◆ SOURCE RECORDS:
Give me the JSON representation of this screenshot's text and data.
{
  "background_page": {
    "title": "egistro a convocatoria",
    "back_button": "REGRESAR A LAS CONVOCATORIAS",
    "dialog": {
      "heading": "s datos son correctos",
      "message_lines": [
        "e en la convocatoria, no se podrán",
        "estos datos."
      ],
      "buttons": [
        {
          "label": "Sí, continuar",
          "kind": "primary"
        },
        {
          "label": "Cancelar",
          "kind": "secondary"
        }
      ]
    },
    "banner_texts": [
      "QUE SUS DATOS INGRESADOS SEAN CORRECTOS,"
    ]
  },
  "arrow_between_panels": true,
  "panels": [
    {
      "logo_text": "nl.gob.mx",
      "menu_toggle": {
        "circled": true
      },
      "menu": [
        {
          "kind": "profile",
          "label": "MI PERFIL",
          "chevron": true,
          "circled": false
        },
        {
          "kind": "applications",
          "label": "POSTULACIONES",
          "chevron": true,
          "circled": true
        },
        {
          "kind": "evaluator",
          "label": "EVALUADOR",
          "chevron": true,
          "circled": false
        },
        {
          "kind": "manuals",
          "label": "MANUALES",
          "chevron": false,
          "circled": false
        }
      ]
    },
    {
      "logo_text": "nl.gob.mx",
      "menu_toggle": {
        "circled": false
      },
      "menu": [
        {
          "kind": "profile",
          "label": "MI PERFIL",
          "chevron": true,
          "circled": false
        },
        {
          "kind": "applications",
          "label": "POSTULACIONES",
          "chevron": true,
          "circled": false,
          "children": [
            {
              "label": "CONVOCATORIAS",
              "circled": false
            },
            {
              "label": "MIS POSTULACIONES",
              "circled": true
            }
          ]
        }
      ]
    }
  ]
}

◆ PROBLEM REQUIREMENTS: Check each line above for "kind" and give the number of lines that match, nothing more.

◆ WRITTEN RESPONSE: 8